The Long Island Museum, 1200 Route 25A, Stony Brook, will be open for extended hours during the holiday vacation. It will be open Dec. 26 and 27 (regular hours), Dec. 29 to 31 from 10 a.m. to 5 p.m. and Jan. 2 and 3 (regular hours). The museum will be closed on Dec. 24 and 25 and Jan. 1. Only the Visitors Center will be open from Jan. 4 to 31 and admission is free. The museum will then close from Feb. 1 through Feb. 25 for the installation of new exhibits and reopen on Feb. 26.
Visitors may view this year’s installment of [email protected] through the new year featuring four works by Connecticut sculptor Drew Klotz. Growing up in an artist setting, Drew naturally gravitated toward kinetic sculpture.
A graduate from Cooper Union in NYC his career has led him to create various different approaches to kinetics, from TV props to flying machines to his indoor inventions to outdoor wind-activated sculptures. As Klotz puts it, “My continuing exploration of kinetics, form and color are the backbone of my work. Many things influence me, flight, nature and natural phenomena. Using the wind as a power source to put my creations in motion to pull the viewer in and experience the fun.”
The following exhibits will open in February:
Mort Künstler: The Art of Adventure
February 26 through May 30, 2016
Known for his meticulously researched paintings of the American Civil War and other significant historical subjects, Mort Künstler of Oyster Bay is also a prolific illustrator whose romance, adventure and sporting illustrations have engaged and entertained readers and admirers for six decades. Mort Künstler: The Art of Adventure features nearly 100 original artworks and ephemera spanning the breadth of his prolific career, created for such popular 20th-century publications as True, Argosy, Men’s Story, Sports Afield, Outdoor Life, American Weekly and The Saturday Evening Post, as well as movie posters, book jackets and advertisements reflecting American popular culture and the diverse artistic genres that comprise his exceptional creative journey.
The Brush Is My Pen: Art That Tells Stories
February 26 through July 30, 2016

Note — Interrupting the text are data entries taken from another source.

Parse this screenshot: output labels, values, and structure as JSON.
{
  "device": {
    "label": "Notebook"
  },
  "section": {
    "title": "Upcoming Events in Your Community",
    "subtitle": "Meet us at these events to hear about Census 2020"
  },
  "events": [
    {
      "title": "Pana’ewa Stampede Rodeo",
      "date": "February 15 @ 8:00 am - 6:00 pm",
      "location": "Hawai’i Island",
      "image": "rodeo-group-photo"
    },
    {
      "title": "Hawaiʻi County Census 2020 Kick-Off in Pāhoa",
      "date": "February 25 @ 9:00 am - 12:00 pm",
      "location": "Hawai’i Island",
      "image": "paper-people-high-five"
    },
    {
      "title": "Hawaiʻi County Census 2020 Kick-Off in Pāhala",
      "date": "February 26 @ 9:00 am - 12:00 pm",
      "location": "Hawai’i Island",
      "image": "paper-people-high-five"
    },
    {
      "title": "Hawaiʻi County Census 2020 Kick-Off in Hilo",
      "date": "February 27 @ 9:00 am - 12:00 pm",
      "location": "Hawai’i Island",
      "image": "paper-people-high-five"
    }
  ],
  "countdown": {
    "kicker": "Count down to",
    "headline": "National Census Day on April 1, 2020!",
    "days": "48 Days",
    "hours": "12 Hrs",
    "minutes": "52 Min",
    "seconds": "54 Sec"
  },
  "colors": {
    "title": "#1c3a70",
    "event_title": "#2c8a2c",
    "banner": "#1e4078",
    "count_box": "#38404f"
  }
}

The Brush Is My Pen explores American art in the narrative tradition, from the 1820s through today. From the classically influenced historical and genre paintings of 19th-century artists to powerful contemporary narrative work, artists have long created richly evocative stories. In this exhibition’s 18 paintings, prints and photographs, chosen primarily from the Long Island Museum’s permanent collection, artists have explored every aspect of the human condition, just as writers of literary and stage productions. The exhibition explores narrative art through four separate themes — work, satire, drama and hope — and includes a range of work from artists of every era.
William Sidney Mount’s “Loss and Gain,” 1847, a satirical work in support of the American temperance movement, is a typically striking example of the artist’s multilayered storytelling. Edward Lamson Henry’s “Home Again,” 1908, a nostalgically tinged work expressing longing for an America that was rapidly fading, tells the tale of a family reunion.

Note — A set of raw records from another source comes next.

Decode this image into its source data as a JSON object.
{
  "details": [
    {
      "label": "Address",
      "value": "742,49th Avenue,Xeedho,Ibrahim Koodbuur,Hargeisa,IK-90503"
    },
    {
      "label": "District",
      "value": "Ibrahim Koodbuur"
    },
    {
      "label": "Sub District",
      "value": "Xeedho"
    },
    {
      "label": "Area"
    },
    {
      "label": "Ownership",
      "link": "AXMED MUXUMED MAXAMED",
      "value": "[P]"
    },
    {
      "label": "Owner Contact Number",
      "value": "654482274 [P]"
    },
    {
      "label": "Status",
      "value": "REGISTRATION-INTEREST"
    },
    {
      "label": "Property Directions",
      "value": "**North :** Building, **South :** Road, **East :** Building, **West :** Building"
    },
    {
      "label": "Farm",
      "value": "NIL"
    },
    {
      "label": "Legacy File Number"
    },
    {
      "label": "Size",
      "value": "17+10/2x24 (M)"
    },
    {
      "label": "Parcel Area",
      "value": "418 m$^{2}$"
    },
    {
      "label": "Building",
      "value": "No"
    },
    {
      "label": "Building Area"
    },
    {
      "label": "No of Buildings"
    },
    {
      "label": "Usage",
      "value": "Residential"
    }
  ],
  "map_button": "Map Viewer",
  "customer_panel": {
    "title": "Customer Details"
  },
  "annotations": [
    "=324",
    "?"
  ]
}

And Margery Caggiano’s “Michael as Don Manuel Osorio de Zuñiga,” 1978, is both an expression of love for the artist’s Spiderman-T-shirt-wearing grandson and a sly reference to the famous Francisco de Goya painting of a similar title. Whether exploring an aspect of history or simply appealing to the viewer’s sense of humor, all of these works prove the old adage that a “picture is worth a thousand words.”

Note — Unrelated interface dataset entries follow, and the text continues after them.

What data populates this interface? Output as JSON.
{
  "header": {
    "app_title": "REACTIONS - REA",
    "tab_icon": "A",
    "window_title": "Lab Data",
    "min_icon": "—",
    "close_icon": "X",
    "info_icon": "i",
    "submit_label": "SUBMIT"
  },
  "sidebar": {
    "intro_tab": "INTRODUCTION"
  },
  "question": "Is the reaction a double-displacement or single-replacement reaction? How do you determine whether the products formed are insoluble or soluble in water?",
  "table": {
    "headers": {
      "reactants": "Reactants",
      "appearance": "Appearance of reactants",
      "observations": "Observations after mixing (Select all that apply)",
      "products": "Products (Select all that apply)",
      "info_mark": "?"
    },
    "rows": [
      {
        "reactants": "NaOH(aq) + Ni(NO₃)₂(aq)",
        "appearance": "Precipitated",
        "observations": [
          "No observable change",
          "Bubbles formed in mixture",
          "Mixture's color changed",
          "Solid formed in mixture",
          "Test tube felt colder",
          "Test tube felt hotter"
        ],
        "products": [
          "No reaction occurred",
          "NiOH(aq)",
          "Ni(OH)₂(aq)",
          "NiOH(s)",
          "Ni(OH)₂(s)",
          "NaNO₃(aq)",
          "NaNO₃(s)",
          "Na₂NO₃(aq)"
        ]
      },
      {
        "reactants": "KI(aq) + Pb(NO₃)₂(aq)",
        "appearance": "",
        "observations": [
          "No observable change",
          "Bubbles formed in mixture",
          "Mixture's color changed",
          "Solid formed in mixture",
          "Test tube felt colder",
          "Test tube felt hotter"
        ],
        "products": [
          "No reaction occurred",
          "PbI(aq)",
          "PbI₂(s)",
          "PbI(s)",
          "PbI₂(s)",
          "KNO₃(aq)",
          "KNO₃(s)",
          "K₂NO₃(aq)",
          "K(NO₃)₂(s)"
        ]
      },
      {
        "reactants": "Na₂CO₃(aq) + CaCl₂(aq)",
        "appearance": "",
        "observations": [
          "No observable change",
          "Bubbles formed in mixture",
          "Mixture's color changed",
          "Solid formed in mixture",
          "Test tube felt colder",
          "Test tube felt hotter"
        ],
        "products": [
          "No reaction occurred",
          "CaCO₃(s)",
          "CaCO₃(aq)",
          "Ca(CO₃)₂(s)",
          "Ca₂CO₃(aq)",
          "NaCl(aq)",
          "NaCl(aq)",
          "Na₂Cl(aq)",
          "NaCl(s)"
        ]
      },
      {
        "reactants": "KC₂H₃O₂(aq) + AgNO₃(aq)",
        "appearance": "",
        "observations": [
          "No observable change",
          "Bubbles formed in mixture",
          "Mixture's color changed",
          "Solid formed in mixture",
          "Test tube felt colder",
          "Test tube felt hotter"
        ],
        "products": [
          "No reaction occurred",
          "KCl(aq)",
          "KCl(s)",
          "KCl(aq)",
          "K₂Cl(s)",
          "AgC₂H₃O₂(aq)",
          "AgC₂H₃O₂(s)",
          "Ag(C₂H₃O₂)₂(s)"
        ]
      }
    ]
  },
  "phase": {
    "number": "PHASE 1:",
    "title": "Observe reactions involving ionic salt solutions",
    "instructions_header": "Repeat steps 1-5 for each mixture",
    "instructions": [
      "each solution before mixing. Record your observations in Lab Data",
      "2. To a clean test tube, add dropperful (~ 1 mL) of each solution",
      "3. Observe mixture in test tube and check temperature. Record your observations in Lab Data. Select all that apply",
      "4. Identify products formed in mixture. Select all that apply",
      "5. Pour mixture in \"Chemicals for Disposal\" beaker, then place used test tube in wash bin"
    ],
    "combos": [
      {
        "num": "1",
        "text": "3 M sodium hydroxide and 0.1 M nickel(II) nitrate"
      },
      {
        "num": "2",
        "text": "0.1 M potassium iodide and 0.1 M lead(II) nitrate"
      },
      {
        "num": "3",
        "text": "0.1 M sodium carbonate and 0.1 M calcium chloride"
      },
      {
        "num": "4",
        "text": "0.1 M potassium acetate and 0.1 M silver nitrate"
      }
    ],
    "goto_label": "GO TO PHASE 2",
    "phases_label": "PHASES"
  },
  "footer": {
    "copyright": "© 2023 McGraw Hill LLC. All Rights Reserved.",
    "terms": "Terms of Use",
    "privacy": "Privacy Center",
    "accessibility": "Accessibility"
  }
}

Colors of Long Island
February 26 through May 1, 2016
This annual student art exhibition affords an opportunity for students in grades K through 12 to show their artwork in a museum setting. Hundreds of proud parents and teachers flock to the museum every year to admire the work of these talented Long Island students, many of whom go on to study art in college. Colors of Long Island is sponsored by Astoria Bank.
For more information, call 631-751-0066 or visit www.longislandmuseum.org.